Records shown START

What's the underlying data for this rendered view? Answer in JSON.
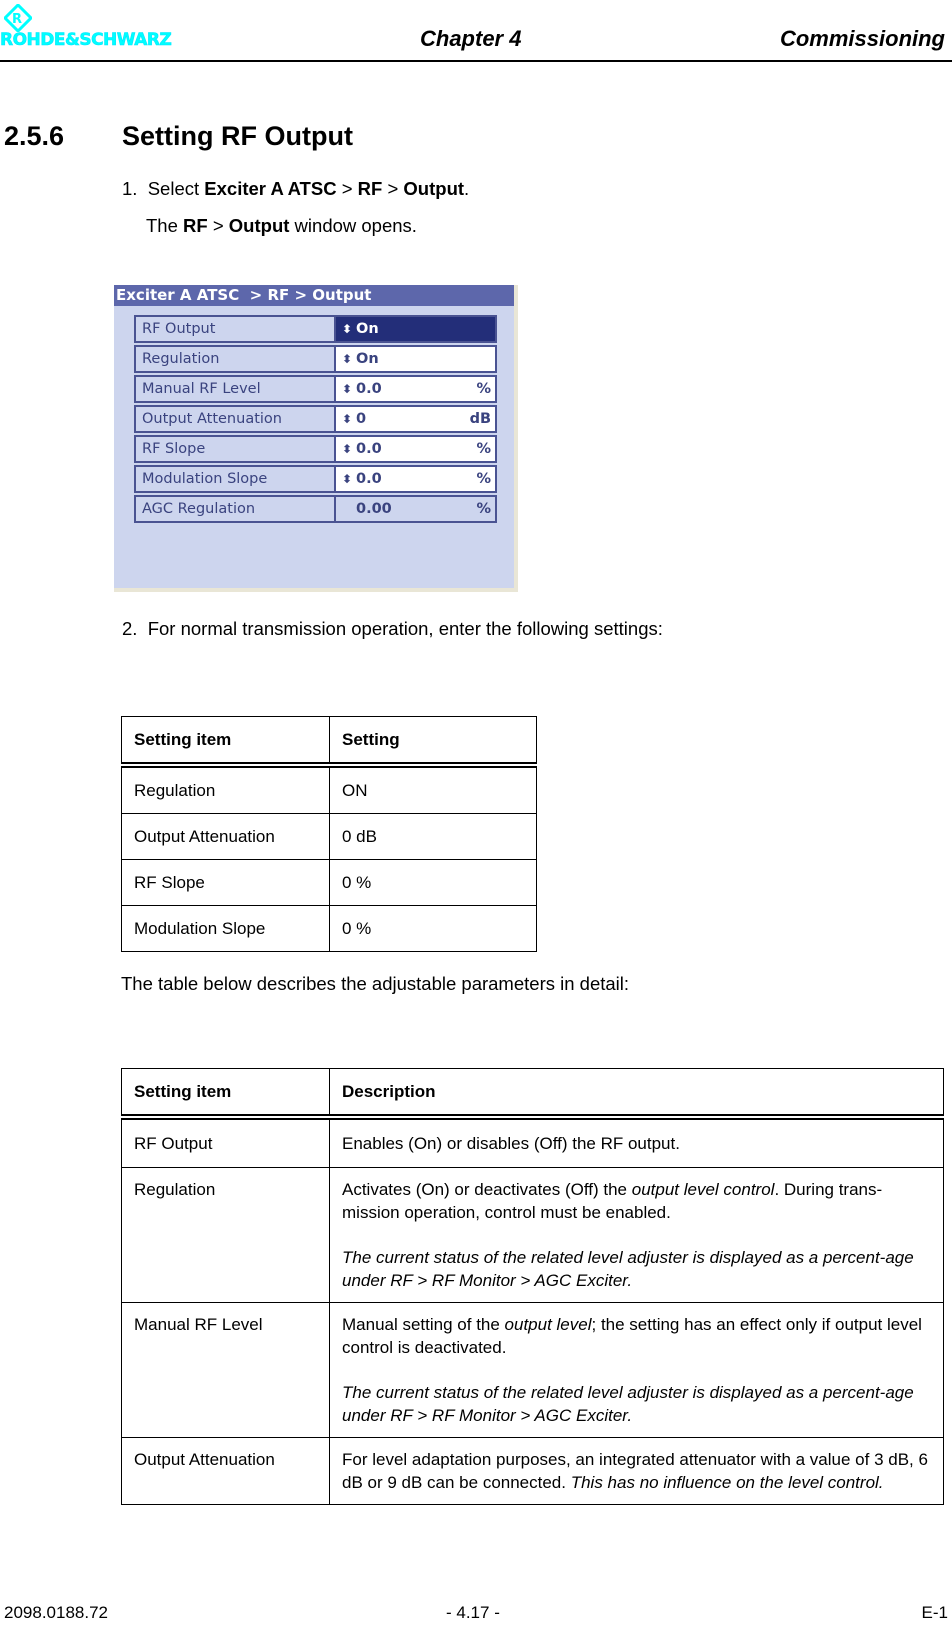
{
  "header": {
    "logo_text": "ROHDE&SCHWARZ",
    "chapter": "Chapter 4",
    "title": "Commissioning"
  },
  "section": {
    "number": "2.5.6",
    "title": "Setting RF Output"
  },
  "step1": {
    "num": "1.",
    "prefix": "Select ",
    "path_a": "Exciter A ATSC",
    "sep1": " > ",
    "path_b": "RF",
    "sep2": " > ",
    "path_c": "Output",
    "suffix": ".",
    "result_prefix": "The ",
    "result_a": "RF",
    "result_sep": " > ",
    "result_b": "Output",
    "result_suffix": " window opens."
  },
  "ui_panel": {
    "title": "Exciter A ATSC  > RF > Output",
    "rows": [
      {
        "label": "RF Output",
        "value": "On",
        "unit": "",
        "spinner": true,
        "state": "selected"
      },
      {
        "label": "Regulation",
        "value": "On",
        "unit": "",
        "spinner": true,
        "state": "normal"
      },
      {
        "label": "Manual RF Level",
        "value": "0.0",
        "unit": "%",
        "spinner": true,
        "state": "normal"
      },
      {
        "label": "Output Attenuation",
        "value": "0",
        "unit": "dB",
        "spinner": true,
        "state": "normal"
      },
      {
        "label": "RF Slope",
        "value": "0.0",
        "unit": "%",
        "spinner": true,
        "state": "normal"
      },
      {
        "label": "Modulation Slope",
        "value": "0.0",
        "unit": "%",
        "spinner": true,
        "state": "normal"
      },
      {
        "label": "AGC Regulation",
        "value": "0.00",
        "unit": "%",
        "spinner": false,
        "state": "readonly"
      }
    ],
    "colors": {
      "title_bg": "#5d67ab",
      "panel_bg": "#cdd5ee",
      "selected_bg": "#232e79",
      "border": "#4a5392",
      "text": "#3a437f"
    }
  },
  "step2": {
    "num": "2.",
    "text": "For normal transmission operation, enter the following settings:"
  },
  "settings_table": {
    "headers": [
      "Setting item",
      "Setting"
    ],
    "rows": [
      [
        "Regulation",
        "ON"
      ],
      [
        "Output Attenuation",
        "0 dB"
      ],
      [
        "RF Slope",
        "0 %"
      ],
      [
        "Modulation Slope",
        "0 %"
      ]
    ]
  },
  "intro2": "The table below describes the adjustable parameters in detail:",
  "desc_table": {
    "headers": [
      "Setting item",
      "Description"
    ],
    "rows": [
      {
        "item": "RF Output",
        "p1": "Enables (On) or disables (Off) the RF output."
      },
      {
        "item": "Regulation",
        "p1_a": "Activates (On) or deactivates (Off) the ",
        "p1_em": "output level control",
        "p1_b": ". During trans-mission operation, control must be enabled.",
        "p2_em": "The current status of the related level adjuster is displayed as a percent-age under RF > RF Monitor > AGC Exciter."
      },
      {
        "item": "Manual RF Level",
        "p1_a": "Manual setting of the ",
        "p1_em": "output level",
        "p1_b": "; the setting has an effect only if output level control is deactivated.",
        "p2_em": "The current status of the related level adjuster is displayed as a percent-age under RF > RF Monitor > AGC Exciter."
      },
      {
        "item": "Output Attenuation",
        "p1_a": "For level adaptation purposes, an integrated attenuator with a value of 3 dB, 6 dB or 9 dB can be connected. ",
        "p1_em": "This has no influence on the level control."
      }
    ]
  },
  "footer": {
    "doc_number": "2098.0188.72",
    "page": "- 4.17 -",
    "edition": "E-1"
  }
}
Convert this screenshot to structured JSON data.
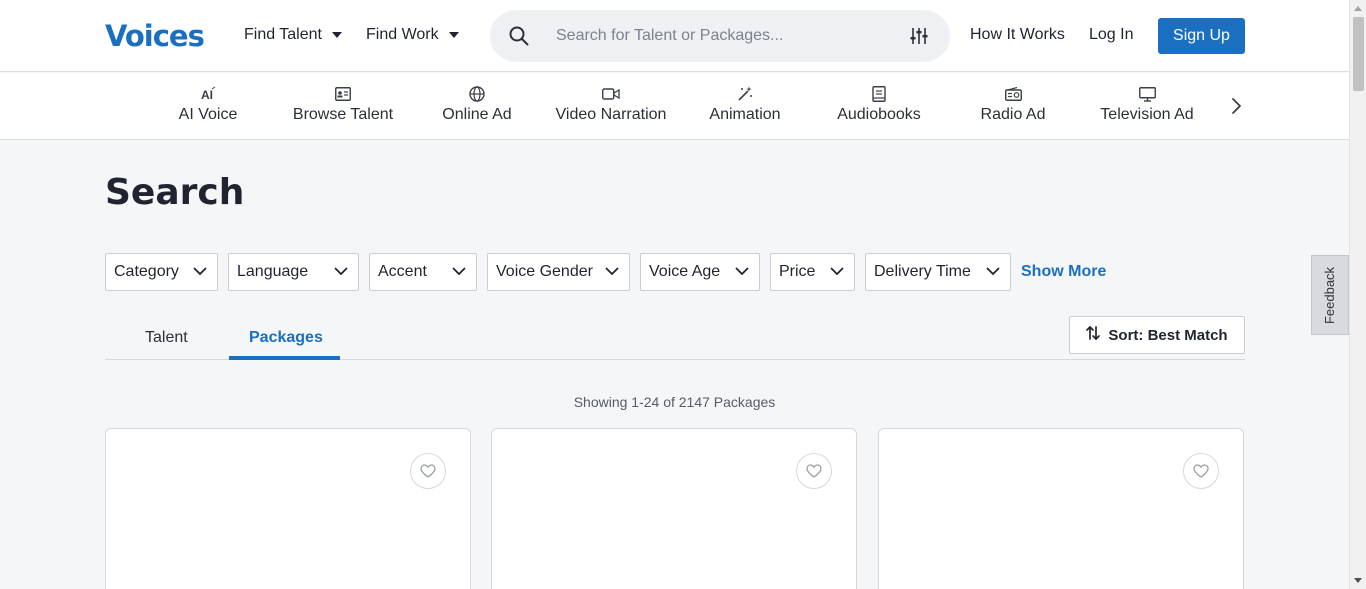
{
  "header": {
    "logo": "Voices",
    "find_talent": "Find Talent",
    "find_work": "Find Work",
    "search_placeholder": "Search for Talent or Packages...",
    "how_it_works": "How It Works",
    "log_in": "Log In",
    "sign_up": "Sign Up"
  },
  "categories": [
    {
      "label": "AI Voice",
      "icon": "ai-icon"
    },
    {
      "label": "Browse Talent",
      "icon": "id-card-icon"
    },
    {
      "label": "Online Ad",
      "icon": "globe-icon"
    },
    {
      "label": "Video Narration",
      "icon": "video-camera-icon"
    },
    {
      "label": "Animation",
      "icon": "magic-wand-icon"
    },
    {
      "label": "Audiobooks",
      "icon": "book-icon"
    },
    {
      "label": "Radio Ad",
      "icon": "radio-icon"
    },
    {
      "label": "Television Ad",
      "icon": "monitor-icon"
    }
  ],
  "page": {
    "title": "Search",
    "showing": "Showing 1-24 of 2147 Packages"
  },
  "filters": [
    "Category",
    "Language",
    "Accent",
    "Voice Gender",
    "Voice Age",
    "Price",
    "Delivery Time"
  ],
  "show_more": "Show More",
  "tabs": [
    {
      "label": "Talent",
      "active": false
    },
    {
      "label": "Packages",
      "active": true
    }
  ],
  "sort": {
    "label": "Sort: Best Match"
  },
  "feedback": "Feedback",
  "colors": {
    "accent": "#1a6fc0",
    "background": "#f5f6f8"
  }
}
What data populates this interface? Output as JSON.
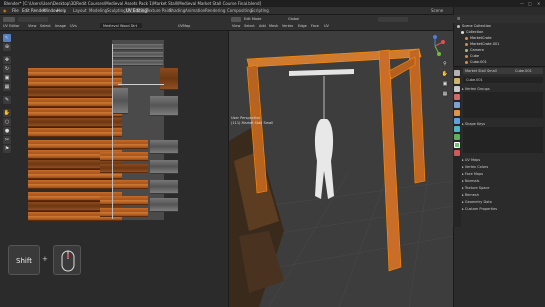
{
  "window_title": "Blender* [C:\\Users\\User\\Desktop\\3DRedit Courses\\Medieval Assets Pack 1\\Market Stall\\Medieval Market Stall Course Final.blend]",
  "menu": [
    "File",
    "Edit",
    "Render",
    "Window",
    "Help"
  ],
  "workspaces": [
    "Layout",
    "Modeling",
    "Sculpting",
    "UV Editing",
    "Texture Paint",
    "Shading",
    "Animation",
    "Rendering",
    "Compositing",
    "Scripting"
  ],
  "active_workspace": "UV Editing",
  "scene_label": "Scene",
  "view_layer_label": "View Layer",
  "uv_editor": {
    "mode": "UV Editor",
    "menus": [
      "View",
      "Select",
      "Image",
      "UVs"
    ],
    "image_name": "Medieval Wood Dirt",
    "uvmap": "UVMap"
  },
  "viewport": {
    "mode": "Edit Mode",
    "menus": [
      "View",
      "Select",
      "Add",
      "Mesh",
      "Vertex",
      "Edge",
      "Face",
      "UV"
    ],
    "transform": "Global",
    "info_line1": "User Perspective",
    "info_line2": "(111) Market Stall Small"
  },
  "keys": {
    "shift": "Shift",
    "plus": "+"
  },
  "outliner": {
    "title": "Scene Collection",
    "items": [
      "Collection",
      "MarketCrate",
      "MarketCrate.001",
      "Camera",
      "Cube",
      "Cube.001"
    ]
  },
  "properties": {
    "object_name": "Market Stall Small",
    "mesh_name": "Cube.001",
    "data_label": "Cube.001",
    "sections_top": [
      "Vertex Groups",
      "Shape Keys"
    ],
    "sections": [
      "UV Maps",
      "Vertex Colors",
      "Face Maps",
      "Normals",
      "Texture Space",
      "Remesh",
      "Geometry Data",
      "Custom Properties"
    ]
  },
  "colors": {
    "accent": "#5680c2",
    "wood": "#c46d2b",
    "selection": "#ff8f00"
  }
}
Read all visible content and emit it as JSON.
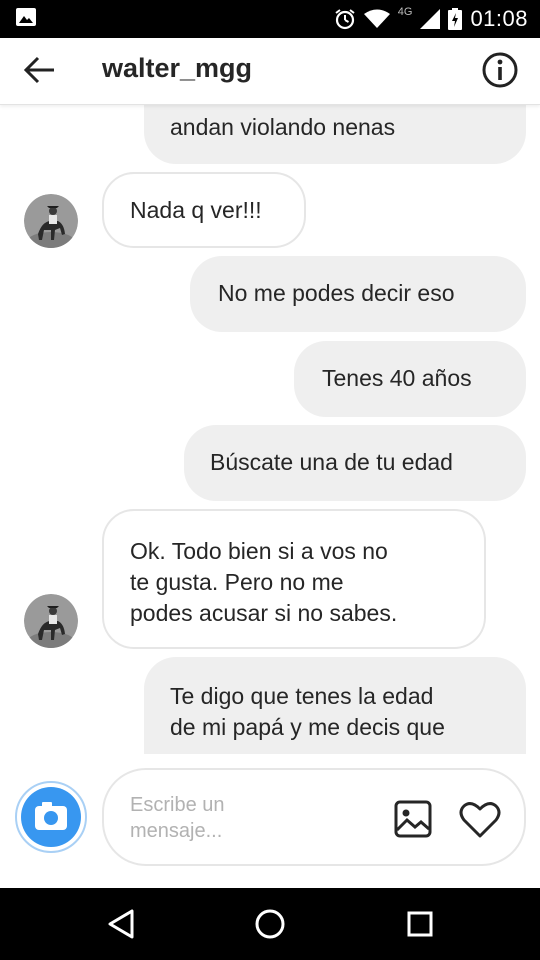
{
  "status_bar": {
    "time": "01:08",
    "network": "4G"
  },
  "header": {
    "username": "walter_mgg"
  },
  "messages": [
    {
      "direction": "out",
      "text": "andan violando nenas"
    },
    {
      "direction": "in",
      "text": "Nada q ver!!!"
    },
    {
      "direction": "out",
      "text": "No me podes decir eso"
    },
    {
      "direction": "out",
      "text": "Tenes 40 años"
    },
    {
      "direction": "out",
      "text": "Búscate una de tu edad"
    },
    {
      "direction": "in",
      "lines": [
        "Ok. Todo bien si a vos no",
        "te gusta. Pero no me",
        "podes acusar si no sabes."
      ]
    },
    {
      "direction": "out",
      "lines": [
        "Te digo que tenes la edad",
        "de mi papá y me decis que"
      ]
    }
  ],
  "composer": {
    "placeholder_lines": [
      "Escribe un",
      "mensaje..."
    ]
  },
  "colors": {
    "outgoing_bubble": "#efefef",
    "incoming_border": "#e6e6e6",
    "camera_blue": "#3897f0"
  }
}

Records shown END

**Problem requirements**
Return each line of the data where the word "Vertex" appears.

**Task solution**
      "Vertex",
      "Vertex Groups",
      "Vertex Colors",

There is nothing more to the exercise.